The government is looking at how best legislators from the Eighth Parliament could repay their First National Bank (FNB) loans settled on their behalf last year by the Ministry of Finance.
This is according to the ministry’s Principal Secretary (PS), ‘Mapalesa Rapapa, who was speaking during Friday’s sitting of Senate’s Petitions Committee in response to ‘Concerned Basotho’ who have demanded that the MPs repay the loans.
The ministry paid M32 million to FNB on 27 April 2015 which the Members of Parliament (MPs) still owed the bank when their five-year terms were cut short following the midway collapse of the Thomas Thabane-led government.
The MPs were entitled to M500 000 interest-free loans from the bank, which were guaranteed by the government hence the Ministry’s obligation to pay-off the debt.

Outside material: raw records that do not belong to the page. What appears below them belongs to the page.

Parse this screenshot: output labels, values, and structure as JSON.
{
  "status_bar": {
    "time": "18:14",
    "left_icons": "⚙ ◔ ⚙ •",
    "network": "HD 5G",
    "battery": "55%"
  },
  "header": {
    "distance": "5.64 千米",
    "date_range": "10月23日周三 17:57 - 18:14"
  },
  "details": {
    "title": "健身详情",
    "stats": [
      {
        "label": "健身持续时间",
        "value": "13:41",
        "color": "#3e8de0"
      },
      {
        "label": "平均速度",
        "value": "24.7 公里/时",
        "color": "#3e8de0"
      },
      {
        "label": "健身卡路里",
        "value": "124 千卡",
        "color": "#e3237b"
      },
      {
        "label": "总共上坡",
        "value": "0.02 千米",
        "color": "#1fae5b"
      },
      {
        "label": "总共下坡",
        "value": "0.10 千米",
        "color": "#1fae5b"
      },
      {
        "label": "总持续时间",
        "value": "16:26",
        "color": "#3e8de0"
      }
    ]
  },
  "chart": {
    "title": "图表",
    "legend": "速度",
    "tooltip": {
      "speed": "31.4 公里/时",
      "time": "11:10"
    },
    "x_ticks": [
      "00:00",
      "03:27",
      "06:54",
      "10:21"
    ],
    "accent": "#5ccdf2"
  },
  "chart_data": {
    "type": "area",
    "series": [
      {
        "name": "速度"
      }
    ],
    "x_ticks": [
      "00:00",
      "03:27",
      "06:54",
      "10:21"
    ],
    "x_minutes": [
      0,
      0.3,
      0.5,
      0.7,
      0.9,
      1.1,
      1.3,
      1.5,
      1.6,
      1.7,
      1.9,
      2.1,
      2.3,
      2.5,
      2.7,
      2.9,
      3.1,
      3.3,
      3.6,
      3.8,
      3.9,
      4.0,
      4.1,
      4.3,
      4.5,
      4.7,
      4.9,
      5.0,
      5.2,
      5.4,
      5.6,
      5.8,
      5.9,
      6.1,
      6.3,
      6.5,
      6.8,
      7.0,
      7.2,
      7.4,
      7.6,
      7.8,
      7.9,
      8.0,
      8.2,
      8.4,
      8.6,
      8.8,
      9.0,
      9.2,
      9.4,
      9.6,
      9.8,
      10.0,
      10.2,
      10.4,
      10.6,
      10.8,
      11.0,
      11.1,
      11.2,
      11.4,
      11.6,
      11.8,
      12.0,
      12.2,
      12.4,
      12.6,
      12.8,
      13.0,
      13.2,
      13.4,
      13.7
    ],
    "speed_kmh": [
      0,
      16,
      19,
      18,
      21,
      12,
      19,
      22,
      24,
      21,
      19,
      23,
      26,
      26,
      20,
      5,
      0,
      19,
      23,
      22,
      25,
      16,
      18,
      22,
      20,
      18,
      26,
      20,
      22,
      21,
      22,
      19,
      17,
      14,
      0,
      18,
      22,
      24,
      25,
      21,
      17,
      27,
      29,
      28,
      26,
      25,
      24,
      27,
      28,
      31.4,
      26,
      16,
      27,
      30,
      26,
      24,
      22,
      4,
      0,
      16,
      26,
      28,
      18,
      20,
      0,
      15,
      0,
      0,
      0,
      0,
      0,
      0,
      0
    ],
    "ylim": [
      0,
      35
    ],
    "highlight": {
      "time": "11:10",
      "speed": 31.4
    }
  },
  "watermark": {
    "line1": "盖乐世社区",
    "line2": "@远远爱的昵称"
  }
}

Ms Rapapa, who was accompanied by the Director of Public Debt Khotso Moleleki and the Ministry’s Legal Officer Motale Tseole, told the Petitions Committee chaired by Senator Joele Motšoene that the payment was to ensure government complied with the law.
However, in their petition, the ‘Concerned Basotho’ said the loans amounted to “political corruption and an abuse of state resources for private gain” and called on the government to recover the money.
Ms Rapapa told the Committee: “Our response to the ‘pay back the money’ demand is that we are still dealing with our advice to the government. We are working with our officers to advice government on how these MPs can settle their loans.
“We should mention once again that there are those MPs from the Eighth Parliament who settled their loans in full. There are others who failed to return to parliament after the elections. When we are done looking at how they can pay the Ministry, the office of Mr Moleleki will work on how best to handle the money’s recovery.”
Ms Rapapa further told the Committee the Finance Minister, Dr ‘Mamphono Khaketla, would have wanted to be present during Friday’s discussion but ended up accompanying the Prime Minster on an international business trip.
However, she pointed out her role as the ministry’s Chief Accounting Officer, was to ensure public funds were utilised in line with the country’s laws.
“I am a public servant and my role is to ensure public funds are utilized in line with the laws of Lesotho. As a PS, I’m not in a position to question MPs’ benefits. All I have to do is make due payments accordingly as the government is a guarantor of their loans.
“I have to work in line with the Members of Parliament Salaries and Benefits Regulations of 2013 and as amended by Schedule Amendment of 2015. I cannot say whether or not it is wrong for the MPs to be getting these benefits,” Ms Rapapa said.
“Like I said, we did our part as public servants. We were basing ourselves on the Government Loans and Guarantees Act. If we had failed to pay, we would have ended up being sued as the guarantors of the loans.”
Ms Rapapa further said no one anticipated that Parliament would not last its five-year term.
“It was not known that in a space of two years, Parliament could be dissolved,” she added.
On the other hand, Mr Moleleki told the Committee: “In terms of the law, if we guarantee anything, parastatals or a person, the law binds us that this is a contingent liability to government.
“To avoid mistakes, we have to have a contingent fund. We do this for government parastatals all the time when they need us to pay their debts. We do these payments to protect the credit-worthiness of the government so that we can continue to have loans.
“You have to understand that debt is a transfer between generations. One American President once said ‘lucky are the young because they shall inherit public debt’. We protect the future generations.”
For his part, Mr Tseole said the ministry had made each MP of the Ninth Parliament seeking a similar loan sign an agreement for the recovery of the funds if parliament does not last its five-year term.